SCROLL TO CONTINUE WITH CONTENT
Our Summer Campaign Is Underway
Support Common Dreams Today
Independent News and Views Putting People Over Profit
"If a schools assigns (or gives credit for watching) multiple videos with explicit Christian content, even if there’s secular content too, that could lead a court to conclude it has violated the Establishment Clause," Cruz told RH Reality Check. "Even assigning or giving credit for watching a single video conveying a message that a student watching it should accept Jesus Christ as their personal Lord and Savior, whatever secular content it may also have, would almost certainly be held unconstitutional by a court if the school were sued.”
PragerU's course offerings also cover the environment—which is where the influence of the Wilks brothers can be clearly seen, Shea writes, particularly through a "fundraising campaign to support a five-part video series 'investigating the truth behind climate change hysteria' in an attempt to 'end the debate between science and sensationalism.'"
The Wilks brothers manage Interstate Explorations, an oil and gas field services company based out of Texas, and recently sold shares in the fracking and oil services enterprise Frac Tech, making them worth $1.4 billion each. In total, the Wilks family has donated $6,550,000 to PragerU.
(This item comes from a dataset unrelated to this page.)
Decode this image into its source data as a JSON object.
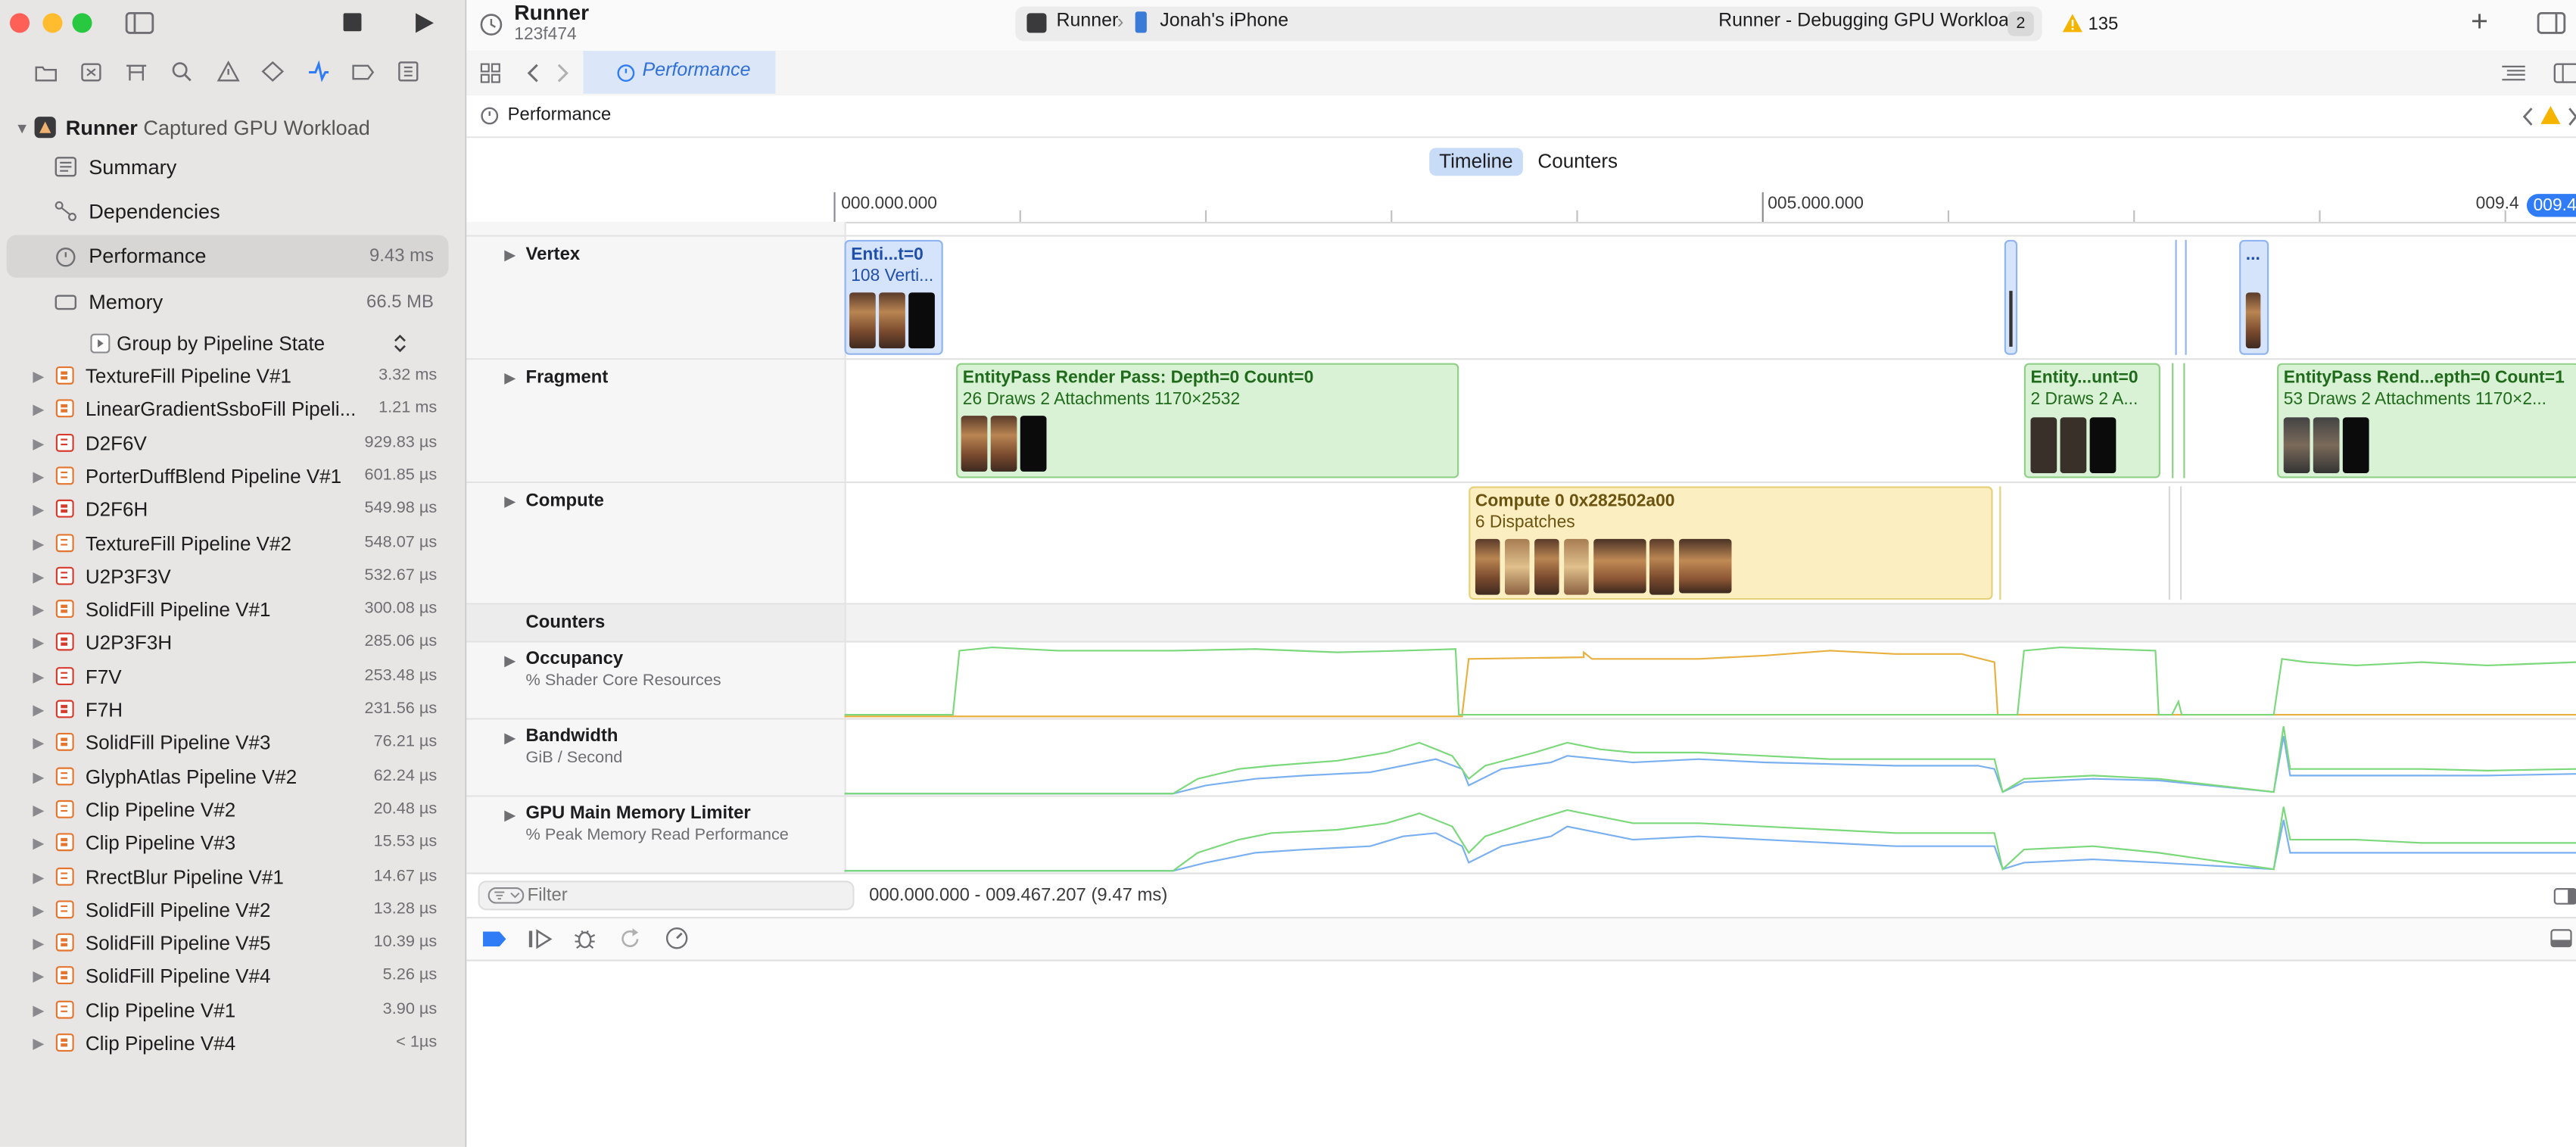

"The religious right seems to believe that the education system is the perfect battlefield to win this 'culture war' taking place in America," writes Shea. "While conservatives continue to push for privatization, efforts on public schools center on curriculum. Whether by pushing creationism, lowering comprehensive sexual education standards, or refusing Common Core, with resources like Prager University and financial supporters like the Wilks, their efforts have been enormously strengthened."